Monday, October 16, 2006
Advertising agencies consistently introduce characters that symbolize the cultural cluelessness, insensitivity and even racism so prevalent in the industry. Classic examples include Aunt Jemima, the Frito Bandito, and the Calgon Couple conspiring with their “ancient Chinese secret” (sorry, couldn’t find a good image of the Asian duo, and settled for a shot from Saturday Night Live’s parody of the iconic commercial starring Maya Rudolph and Jackie Chan). MultiCultClassics is proud to present the latest such character: Marc Brownstein.
Anyone unfamiliar with this new character is cordially encouraged to read the AdAge perspective presented in Essay 1205.
Just to be clear, this commentary is not intended to be a direct attack against Marc Brownstein. After all, it’s highly likely that Brownstein is a decent fellow and upstanding citizen. And he’s probably not a mean-spirited racist. Therefore, let’s avoid being haters regarding the true Marc Brownstein.
Rather, readers can think of Marc Brownstein as a label for actions and attitudes. Based on recent events (many of which have been detailed on this blog over the past months), it seems safe to conclude that every major Madison Avenue shop has a bunch of Marc Brownsteins on staff.
So what exactly is a Marc Brownstein?
When confronting issues of diversity and exclusivity, a Marc Brownstein openly displays passive bias. (Click on the essay title above to read the MultiCultClassics kickoff essay, which serves up the phenomenon of passive bias.)
For guidance on race-based questions, a Marc Brownstein seeks counsel from a Black friend (who is often the only Black person in the Marc Brownstein social network). Of course, this Black friend will be a class act, unlike the majority of minorities featured on evening news broadcasts and regular installments of The People’s Court and Cops. Plus, the Black friend’s viewpoint will completely represent the opinions of every dark-skinned individual on Earth.
A Marc Brownstein will refuse to believe discriminatory hiring practices exist in the advertising industry. Yet Marc Brownsteins are never able to adequately explain the lack of color in the Ivory Towers of Madison Avenue. In fact, a Marc Brownstein will inevitably place the bulk of the blame on minorities for failing to pursue opportunities in the field. “We’re just not getting any résumés from Jamal and LaQuita,” is a normal Marc Brownstein complaint.
Mirrors are obviously in short supply with Marc Brownsteins, as they don’t connect their personal job histories with the global problem. That is, a Marc Brownstein enters the business via nepotism, cronyism and a host of isms rooted in privilege. Heaven forbid a Marc Brownstein should be judged solely on talent.

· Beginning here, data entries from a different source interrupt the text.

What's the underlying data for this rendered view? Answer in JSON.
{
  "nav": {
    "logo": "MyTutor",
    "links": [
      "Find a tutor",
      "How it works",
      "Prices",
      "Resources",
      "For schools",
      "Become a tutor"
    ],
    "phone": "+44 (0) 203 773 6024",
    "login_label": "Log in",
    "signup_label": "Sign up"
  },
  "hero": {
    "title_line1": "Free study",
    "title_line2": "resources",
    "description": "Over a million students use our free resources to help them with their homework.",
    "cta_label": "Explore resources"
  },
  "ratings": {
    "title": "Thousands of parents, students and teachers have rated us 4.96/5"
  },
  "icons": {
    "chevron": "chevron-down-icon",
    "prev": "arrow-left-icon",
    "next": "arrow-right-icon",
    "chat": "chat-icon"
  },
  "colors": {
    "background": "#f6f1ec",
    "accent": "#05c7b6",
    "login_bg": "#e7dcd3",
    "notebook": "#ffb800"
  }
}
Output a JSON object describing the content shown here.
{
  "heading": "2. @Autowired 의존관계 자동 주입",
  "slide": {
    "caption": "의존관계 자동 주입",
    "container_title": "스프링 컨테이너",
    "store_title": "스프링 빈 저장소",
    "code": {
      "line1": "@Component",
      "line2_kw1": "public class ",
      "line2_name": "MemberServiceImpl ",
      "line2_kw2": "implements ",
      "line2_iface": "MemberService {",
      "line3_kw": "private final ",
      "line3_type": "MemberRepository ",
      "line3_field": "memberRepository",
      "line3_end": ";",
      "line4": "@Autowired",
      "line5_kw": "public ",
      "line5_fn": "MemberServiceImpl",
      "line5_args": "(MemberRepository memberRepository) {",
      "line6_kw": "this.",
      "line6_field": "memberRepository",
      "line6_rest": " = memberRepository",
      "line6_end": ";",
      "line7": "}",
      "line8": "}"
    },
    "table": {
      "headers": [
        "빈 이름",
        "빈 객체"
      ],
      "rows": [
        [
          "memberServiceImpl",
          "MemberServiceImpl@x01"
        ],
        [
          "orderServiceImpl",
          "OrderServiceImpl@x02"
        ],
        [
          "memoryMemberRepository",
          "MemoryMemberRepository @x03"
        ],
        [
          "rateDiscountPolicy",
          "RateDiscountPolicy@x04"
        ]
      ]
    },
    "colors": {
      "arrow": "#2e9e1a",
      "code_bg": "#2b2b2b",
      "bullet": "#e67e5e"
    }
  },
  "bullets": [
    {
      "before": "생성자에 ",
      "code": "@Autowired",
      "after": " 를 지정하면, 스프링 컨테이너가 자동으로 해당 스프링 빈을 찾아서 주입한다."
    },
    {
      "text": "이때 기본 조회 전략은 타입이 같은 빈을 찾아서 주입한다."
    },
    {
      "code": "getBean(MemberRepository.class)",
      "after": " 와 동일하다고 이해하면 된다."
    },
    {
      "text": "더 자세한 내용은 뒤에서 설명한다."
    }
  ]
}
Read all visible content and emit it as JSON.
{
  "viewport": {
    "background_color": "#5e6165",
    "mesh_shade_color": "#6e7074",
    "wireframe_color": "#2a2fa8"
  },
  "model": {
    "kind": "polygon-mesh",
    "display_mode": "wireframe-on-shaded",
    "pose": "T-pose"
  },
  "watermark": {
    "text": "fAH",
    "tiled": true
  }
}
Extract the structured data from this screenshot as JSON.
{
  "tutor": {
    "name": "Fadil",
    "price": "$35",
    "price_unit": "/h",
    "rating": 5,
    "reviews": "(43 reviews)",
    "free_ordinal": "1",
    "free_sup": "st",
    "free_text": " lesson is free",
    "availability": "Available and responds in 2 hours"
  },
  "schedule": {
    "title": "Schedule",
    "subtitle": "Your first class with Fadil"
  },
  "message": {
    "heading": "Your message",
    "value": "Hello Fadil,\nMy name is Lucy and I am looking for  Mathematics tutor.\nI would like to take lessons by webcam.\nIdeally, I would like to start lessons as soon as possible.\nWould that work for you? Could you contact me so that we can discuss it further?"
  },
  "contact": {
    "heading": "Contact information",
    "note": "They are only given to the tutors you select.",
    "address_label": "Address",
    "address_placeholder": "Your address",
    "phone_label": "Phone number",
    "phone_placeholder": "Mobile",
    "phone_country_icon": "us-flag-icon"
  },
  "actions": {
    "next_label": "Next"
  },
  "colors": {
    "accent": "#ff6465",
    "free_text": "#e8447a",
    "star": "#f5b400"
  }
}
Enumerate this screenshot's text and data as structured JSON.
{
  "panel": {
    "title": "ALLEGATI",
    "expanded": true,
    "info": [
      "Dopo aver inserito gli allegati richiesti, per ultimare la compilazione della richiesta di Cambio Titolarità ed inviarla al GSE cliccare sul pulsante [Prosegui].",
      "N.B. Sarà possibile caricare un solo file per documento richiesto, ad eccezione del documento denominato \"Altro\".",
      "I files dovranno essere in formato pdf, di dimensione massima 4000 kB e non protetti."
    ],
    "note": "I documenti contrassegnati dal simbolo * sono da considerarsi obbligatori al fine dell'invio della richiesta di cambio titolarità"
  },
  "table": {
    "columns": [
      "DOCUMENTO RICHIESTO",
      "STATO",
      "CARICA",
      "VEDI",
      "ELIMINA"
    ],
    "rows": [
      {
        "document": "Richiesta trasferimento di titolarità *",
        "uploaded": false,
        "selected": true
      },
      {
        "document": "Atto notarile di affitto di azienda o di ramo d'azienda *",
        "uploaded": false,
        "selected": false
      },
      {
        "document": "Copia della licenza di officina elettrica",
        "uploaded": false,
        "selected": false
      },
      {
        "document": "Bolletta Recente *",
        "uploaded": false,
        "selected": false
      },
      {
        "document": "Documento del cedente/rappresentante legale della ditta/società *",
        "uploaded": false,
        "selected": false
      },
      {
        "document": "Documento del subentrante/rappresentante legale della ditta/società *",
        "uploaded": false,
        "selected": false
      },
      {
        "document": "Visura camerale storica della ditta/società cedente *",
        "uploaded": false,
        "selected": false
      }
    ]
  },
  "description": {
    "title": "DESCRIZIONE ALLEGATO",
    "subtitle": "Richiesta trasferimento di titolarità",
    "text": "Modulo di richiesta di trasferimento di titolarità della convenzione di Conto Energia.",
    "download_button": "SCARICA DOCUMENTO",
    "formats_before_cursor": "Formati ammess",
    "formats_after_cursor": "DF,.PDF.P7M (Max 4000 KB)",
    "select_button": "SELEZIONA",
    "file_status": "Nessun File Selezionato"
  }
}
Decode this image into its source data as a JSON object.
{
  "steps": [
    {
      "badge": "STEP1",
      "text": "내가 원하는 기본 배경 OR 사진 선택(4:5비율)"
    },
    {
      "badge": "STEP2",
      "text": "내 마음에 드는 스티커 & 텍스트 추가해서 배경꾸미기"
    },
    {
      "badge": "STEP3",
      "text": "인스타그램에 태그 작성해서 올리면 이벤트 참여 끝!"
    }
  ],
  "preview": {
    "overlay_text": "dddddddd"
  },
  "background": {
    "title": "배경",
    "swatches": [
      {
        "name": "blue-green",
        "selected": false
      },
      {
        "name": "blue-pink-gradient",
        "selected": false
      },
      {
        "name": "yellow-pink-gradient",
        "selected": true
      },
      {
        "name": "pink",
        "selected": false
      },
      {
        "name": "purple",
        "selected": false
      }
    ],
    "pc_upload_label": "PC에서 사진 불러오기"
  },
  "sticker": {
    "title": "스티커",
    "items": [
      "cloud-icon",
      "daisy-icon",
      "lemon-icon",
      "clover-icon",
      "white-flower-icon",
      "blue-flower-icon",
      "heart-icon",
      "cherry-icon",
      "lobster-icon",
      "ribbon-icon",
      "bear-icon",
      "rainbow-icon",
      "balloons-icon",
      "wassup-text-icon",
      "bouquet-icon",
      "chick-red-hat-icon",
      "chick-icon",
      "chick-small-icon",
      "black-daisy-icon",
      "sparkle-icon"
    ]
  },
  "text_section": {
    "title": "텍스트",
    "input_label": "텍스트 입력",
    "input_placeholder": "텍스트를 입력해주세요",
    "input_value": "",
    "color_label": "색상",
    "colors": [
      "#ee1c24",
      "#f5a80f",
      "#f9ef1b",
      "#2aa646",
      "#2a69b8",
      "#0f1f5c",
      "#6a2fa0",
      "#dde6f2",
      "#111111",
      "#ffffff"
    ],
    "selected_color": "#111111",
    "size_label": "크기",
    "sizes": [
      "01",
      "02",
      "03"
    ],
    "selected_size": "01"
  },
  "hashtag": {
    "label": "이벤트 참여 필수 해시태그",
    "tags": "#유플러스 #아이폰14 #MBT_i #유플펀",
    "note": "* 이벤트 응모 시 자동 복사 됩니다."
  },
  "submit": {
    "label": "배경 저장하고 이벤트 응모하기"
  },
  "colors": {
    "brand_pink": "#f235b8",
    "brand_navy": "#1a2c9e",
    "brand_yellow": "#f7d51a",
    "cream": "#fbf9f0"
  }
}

The standard Marc Brownstein definition of minorities includes adjectives like “inner-city” — as if minority recruitment must start in the mean streets of urban America, the veritable undiscovered country for a Marc Brownstein.
The Marc Brownsteins of the world love to jump on pedestals and unload cool solutions for the diversity dilemmas, incorporating the insights of the Black friend and a perusal of the nearest Shelby Steele book. Oddly enough, the plans usually offer a lot of common sense and keen tactics that could lead to success. However, a Marc Brownstein will never prove the theories by attempting to execute them. Better to let another agency serve as the ceremonial guinea pig.
On the flipside, a Marc Brownstein will also suggest ignorant concepts like creating “a TV show in an agency environment with a cast that’s truly diverse.” Now there’s an innovative way to entice potential candidates — let’s show folks a totally fictional scenario that doesn’t currently exist anywhere. Somebody call BET pronto.
And that, in a nutshell, describes a Marc Brownstein. Feel free to develop mnemonic devices or jingles for the critter.